      It is a very strange paragraph. For example, I guess the BMJ team are now going to have to ask everyone they have ever emailed if they hold shares in GSK? How are they supposed to know if someone they communicate with hold shares? I don’t sign my emails with a list of stocks I own, and neither does anyone I communicate with. (one could say I do include a comprehensive list of all pharma companies in which I own shares–since there aren’t any)

  13. Bystander apathy March 17, 2012 at 09:02 #

    ‘It is a very strange paragraph.’

    No, it’s not strange. It is what you would put in a petition if it was not intended for a court, but to smear your opponents and to raise money from gullible people.

    It is merely one of many signs that any lawyer would spot telling you that this lawsuit is not bona fide.

    Mr Deer spots others, including Wakefield’s failure even to properly read the article he criticises.

    I would say that Wakefield is in deep trouble if this goes to appeal, which looks like where the defendants want it to go. The costs he will have to pay will turn his hair gray.

    • Sullivan March 17, 2012 at 18:27 #

      I see that while the BMJ team appear to have written stories around the material openly discussed in the GMC hearings, Mr. Wakefield’s attorney refers to records obtained by the GMC but not read into the record.

      This brings up two observations:

      1) Mr. Wakefield appears to be still in possession of the records and

      2) Brian Deer and the BMJ team will likely be in possession too for their defense.

  14. Denice Walter March 17, 2012 at 15:48 #

    @ Sullivan:

    I discovered recently that some mutuals I own hold…. GSK and News Corp! Maybe I need to start adding disclaimers.(-btw- this is amongst hundreds of US & UK companies.)

    More seriously, I re-read AJW’s legal document and it reminded me ever-so-much of how alt med prevaricators, in an attempt to create doubt about any standard medical opinion, will spread their nets wide, desperately searching for something…anything!… that will cast aspersion on their opponents. So it doesn’t really matter if it’s related or not as long as it *sounds* bad. Needless to say, it usually focuses upon the periphery while neglecting the heart of the issue- which would be difficult because there is, most likely, a confluence of evidence. Same here.

  15. Liz Ditz March 17, 2012 at 23:46 #

    You know what is odd?

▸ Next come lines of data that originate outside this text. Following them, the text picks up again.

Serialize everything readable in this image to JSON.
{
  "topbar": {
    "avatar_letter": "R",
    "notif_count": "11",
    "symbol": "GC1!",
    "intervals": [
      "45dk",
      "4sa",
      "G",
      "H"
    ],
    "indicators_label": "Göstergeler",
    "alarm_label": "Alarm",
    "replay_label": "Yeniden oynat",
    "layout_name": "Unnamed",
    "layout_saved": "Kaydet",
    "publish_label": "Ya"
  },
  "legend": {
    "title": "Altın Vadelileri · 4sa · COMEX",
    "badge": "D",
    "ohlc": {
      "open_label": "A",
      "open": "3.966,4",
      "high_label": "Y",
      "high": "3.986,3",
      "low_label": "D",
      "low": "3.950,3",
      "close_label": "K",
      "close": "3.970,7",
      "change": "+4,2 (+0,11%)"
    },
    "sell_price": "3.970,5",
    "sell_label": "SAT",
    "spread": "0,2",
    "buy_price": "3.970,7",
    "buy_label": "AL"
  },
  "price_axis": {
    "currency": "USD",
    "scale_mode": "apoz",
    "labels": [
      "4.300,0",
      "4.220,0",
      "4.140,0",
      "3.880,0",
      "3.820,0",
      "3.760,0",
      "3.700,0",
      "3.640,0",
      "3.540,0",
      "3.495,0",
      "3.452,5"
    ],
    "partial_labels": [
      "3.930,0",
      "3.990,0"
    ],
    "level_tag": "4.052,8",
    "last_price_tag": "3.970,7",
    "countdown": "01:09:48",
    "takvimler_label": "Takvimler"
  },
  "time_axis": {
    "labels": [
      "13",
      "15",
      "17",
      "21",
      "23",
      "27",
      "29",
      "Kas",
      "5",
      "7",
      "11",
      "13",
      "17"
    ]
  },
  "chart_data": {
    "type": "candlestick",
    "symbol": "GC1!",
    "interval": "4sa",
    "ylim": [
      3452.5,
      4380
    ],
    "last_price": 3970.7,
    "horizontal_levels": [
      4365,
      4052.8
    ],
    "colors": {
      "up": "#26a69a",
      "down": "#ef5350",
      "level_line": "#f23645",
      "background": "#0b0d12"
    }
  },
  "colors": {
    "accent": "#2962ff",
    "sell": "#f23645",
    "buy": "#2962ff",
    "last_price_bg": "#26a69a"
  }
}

    How little reaction there has been from the Wakefield true-believers on the anti-SLAPP suit.

  16. Science Mom March 18, 2012 at 01:29 #

    You know what is odd?

    How little reaction there has been from the Wakefield true-believers on the anti-SLAPP suit.

    Don’t worry Liz; I’m sure they are just awaiting instructions from their fearless leaders for how to react and what their response should be. On the “what is odd” tangent, Jake Crosby hasn’t been stalking anyone lately. No convenient targets from the metro or restraining orders?

Leave a Reply

Fill in your details below or click an icon to log in:

WordPress.com Logo

You are commenting using your WordPress.com account. Log Out /  Change )

Google+ photo

You are commenting using your Google+ account. Log Out /  Change )

Twitter picture

You are commenting using your Twitter account. Log Out /  Change )

Facebook photo

You are commenting using your Facebook account. Log Out /  Change )

w

Connecting to %s

%d bloggers like this: